WORK INSTRUCTIONS: Scan the records for "title". Show the matching lines.
□ □ □ □ □ □ □
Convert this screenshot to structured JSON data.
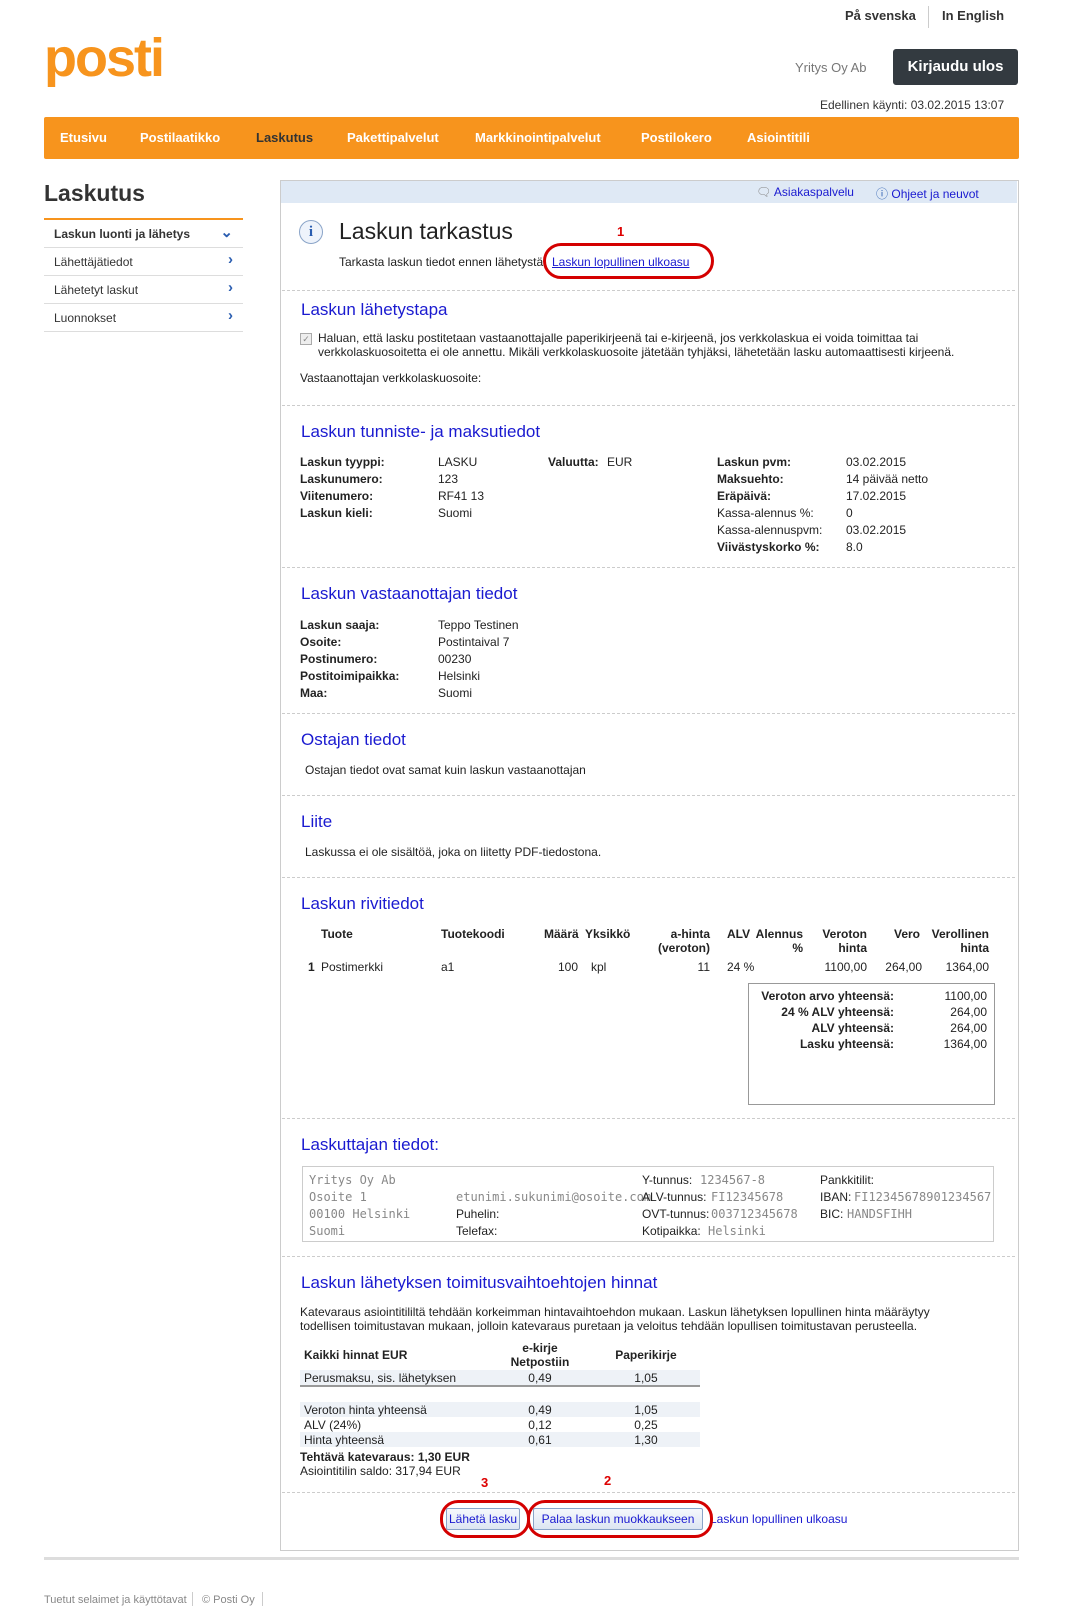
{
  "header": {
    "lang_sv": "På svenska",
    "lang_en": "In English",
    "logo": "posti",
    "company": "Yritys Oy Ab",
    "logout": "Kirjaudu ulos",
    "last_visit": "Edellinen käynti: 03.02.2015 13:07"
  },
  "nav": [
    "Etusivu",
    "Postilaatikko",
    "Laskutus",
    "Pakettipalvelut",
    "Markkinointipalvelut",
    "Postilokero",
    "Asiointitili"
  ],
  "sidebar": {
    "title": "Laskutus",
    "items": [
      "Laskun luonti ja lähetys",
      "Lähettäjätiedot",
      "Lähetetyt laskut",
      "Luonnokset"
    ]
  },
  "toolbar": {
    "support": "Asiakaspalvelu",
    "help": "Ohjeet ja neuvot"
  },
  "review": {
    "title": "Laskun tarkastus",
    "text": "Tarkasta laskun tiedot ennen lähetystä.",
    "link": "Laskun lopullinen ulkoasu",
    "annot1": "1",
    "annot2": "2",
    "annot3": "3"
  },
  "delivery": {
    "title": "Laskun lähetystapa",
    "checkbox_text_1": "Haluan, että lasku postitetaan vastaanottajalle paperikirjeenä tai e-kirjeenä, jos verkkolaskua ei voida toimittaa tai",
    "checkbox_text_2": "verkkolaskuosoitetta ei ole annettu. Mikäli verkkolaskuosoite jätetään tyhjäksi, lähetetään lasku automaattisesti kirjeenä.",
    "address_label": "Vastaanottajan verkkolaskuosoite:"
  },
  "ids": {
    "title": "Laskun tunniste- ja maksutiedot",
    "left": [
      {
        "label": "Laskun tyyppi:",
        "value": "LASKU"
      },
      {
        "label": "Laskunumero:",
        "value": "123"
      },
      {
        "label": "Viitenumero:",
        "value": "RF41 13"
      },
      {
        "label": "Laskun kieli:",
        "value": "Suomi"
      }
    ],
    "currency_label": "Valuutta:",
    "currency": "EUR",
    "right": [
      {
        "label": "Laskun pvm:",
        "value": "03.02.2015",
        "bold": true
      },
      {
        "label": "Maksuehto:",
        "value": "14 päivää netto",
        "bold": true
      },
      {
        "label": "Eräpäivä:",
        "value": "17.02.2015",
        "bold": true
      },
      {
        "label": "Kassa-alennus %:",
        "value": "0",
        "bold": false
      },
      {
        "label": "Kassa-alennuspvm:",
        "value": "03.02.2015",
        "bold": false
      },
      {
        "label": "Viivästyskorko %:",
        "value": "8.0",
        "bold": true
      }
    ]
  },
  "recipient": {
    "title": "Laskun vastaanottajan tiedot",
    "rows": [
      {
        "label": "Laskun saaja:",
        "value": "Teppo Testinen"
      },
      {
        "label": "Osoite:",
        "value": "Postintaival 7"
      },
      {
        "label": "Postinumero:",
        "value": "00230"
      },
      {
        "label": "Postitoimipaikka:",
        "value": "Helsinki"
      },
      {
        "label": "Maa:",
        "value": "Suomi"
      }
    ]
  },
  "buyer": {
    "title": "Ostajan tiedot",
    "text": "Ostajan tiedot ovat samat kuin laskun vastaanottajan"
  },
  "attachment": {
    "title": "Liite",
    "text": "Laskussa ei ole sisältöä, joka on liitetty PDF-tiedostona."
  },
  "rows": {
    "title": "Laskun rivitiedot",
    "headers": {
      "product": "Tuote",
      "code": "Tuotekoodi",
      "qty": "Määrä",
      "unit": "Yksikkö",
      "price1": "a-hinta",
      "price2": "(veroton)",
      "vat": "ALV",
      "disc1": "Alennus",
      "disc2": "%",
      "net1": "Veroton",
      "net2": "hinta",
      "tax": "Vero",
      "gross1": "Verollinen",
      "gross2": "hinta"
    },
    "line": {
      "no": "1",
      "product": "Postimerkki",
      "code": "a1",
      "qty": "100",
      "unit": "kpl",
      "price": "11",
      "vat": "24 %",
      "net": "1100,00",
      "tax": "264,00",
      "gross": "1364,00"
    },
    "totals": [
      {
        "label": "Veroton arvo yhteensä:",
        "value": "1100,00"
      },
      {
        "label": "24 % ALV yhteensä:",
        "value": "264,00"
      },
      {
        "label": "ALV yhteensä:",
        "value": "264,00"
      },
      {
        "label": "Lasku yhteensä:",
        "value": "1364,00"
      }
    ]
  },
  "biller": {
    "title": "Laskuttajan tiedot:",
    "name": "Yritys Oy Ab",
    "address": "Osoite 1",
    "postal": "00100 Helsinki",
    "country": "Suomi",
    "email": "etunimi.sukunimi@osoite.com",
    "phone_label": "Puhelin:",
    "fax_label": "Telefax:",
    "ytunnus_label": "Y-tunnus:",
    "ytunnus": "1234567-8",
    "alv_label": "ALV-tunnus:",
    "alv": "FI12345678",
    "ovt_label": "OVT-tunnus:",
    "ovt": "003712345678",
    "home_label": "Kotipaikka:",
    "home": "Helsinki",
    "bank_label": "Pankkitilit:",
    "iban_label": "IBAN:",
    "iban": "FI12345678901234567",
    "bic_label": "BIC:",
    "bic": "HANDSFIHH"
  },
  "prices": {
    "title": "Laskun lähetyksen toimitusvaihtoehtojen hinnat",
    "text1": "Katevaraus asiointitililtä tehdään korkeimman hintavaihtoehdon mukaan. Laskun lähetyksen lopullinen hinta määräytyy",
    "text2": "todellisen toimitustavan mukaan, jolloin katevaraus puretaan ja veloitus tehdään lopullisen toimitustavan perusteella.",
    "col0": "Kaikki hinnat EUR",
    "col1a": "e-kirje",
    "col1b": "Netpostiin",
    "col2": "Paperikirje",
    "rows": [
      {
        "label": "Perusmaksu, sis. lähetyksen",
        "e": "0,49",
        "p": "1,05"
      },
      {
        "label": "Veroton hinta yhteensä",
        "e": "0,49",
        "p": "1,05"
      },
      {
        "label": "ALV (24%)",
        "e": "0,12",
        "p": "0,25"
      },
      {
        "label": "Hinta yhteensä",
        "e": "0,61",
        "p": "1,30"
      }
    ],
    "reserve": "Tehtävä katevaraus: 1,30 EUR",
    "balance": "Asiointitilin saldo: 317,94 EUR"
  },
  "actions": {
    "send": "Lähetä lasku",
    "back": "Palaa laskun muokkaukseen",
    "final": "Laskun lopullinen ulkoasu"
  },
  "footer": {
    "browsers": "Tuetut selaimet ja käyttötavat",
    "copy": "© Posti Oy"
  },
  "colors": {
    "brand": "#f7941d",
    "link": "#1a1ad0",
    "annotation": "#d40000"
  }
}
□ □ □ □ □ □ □
TASK OUTPUT:
    "title": "Laskutus",
    "title": "Laskun tarkastus",
    "title": "Laskun lähetystapa",
    "title": "Laskun tunniste- ja maksutiedot",
    "title": "Laskun vastaanottajan tiedot",
    "title": "Ostajan tiedot",
    "title": "Liite",
    "title": "Laskun rivitiedot",
    "title": "Laskuttajan tiedot:",
    "title": "Laskun lähetyksen toimitusvaihtoehtojen hinnat",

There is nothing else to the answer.